Updated from 8:58 a.m. ESTStocks in New York opened on the downside Monday, as investors took profits from the previous week's gains and major firms across sectors undertook restructuring measures amid a weakening economic environment. The Dow Jones Industrial Average slid 213 points to 8616, and the S&P 500 fell 24 points to 872. The Nasdaq was lower by 42 at 1493. At the end of an abbreviated session Friday, the major averages finished on the upside in light trading. Investors were monitoring the retailers as consumers flocked to stores to partake in "Black Friday" sales, which mark the beginning of the holiday shopping season. Today marks "Cyber Monday," when online retailers compete for Internet sales by offering steep discounts through their Web sites. Last week, the S&P 500 rose 12%, while Nasdaq gained 11%. Ahead of Monday's trading, beleaguered automaker General Motors ( GM) was ironing out a plan to cajole Congress into giving it federal money, according to a report by The Wall Street Journal. The report indicated that GM's board is willing to explore all restructuring options, including a Chapter 11 bankruptcy filing, if it can't secure government funds. Over the weekend, another report by the Journal said that GM was exploring other plans to shore up its balance sheet, including offering its debt holders the opportunity to swap credit for equity. As the carmakers faced dire circumstances, the United Auto Workers called for Congressional aid for the Big Three. The Journal also reported that Delta Air Lines ( DAL) would scale back its orders for Boeing's ( BA) new 787 Dreamliner and instead add to its orders for the long-range 777-200LR.

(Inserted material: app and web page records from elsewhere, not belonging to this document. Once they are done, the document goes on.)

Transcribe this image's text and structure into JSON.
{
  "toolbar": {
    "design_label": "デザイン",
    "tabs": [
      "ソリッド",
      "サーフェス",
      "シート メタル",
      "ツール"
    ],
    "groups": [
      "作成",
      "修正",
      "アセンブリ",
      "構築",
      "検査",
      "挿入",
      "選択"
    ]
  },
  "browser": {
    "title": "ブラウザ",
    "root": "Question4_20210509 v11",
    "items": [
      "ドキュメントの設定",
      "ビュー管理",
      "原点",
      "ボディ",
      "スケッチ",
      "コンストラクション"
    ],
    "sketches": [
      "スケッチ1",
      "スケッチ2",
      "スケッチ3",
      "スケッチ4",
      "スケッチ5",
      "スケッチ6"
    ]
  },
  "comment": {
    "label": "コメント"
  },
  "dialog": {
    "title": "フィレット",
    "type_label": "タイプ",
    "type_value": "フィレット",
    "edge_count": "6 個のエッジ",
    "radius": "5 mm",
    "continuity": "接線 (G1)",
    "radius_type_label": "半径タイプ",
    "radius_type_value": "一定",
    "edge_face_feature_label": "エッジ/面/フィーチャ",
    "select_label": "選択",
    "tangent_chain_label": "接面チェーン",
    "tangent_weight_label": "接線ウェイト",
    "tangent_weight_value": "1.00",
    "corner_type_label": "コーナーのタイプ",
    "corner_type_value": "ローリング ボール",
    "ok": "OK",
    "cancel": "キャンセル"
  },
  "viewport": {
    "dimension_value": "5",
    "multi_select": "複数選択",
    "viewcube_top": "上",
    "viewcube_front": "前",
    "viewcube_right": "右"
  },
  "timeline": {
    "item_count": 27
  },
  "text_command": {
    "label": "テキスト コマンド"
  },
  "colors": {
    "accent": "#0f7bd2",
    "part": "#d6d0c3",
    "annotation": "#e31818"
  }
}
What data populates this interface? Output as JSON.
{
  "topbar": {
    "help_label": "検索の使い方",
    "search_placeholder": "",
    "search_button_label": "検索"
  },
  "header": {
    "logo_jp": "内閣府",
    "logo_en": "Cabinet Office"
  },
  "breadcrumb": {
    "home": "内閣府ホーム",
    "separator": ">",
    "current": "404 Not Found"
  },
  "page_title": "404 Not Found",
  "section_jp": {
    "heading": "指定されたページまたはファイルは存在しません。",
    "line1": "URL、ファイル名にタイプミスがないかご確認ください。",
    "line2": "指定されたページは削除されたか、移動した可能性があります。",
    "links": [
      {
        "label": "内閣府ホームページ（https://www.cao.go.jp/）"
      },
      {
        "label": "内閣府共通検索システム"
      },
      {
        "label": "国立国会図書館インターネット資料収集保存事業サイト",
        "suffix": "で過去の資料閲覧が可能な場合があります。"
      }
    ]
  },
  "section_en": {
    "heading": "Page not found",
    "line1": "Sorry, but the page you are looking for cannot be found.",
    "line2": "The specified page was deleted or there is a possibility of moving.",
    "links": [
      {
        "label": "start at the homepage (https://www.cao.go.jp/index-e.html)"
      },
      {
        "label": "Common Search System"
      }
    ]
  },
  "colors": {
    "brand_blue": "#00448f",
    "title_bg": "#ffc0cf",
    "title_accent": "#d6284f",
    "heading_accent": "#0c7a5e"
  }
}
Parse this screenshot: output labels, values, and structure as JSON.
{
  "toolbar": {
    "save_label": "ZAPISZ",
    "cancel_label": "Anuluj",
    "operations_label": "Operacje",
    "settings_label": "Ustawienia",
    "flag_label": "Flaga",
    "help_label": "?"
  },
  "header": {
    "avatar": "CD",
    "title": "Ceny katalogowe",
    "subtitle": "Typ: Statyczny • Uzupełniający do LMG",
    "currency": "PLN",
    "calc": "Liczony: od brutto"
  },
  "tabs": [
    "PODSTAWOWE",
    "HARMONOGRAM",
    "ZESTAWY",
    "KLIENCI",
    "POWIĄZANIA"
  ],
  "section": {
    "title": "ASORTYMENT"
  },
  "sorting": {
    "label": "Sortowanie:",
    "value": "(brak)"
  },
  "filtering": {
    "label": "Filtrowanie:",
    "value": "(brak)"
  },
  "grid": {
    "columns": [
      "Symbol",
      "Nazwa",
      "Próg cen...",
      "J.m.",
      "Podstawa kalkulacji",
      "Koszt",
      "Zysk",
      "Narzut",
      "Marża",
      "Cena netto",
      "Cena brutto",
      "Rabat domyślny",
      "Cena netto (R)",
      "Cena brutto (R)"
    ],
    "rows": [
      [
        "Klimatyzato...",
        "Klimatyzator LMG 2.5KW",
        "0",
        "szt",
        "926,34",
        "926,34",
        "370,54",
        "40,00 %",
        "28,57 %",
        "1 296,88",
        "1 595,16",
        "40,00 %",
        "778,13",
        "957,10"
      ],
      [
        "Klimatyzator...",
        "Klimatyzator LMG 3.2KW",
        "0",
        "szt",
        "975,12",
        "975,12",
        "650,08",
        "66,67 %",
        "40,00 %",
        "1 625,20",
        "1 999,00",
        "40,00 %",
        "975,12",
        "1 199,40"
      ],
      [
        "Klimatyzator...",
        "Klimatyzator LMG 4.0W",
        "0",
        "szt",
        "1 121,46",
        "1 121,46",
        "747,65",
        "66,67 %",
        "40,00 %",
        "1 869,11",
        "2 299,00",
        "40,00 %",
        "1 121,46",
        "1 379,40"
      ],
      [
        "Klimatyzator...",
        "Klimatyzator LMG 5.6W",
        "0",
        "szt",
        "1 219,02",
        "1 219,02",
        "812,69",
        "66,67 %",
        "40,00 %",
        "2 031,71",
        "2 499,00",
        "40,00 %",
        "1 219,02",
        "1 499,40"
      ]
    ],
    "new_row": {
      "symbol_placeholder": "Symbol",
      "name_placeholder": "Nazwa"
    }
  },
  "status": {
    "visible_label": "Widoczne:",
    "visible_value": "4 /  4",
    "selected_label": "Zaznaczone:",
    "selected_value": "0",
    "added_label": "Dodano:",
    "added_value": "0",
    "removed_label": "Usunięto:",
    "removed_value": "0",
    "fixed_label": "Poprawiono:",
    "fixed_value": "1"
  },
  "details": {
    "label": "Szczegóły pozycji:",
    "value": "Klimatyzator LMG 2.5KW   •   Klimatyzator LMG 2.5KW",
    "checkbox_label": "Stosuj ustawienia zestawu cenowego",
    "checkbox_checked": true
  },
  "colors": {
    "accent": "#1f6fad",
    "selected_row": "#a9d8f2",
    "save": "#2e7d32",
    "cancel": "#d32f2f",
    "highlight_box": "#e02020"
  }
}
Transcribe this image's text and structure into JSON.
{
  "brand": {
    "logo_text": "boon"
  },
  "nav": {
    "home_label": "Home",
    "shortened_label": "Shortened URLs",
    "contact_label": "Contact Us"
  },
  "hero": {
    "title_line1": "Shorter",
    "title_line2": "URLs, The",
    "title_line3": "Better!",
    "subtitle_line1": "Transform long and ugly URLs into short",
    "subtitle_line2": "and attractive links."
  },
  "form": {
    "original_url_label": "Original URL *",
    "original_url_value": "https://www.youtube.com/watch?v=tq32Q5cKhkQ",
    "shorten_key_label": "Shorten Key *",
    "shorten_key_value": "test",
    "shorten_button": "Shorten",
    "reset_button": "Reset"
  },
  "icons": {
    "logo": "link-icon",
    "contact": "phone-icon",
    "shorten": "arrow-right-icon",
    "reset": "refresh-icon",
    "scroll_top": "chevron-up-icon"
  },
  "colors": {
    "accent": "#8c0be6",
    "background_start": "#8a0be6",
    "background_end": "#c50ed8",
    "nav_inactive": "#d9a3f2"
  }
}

In the financial sector, Citigroup ( C) bought a highway business from Spanish construction firm Sacyr Vallehermoso for $10 billion. Media reports also suggested Citi would sell its Japanese trust banking unit for $416.7 million. Meanwhile, Morgan Stanley ( MS) may buy regional banks to expand its retail banking footprint after becoming a bank holding company in September, according to a Journal report. AIG ( AIG) announced it was selling its Switzerland-based AIG Private Bank wealth management business to Abu Dhabi firm Aabar Investments Beyond the financial sector, Johnson & Johnson ( JNJ), meanwhile, said it would buy breast-implant maker Mentor ( MNT) for $1.07 billion. Looking at the day's economic data, the Census Bureau's October construction spending figures are due out, as is a read on November manufacturing from the Institute for Supply Management. In the realm of commodities, crude oil for January delivery was down $3.68 to $50.75 a barrel. On Saturday, OPEC said it will forgo new reductions in output but did not rule out a supply cutback going forward. Gold was down $36.10 to $782.90 an ounce. Longer-dated U.S. Treasury securities were rising in price. The 10-year note was gaining 25/32 to yield 2.83%, and the 30-year was up 2 points, yielding 3.34%. The dollar was rising vs. the euro and pound but falling against the yen. Overseas, European exchanges such as the FTSE in London and the DAX in Frankfurt were trading lower. In Asia, Japan's Nikkei closed with losses, while Hong Kong's Hang Seng ended on the upside.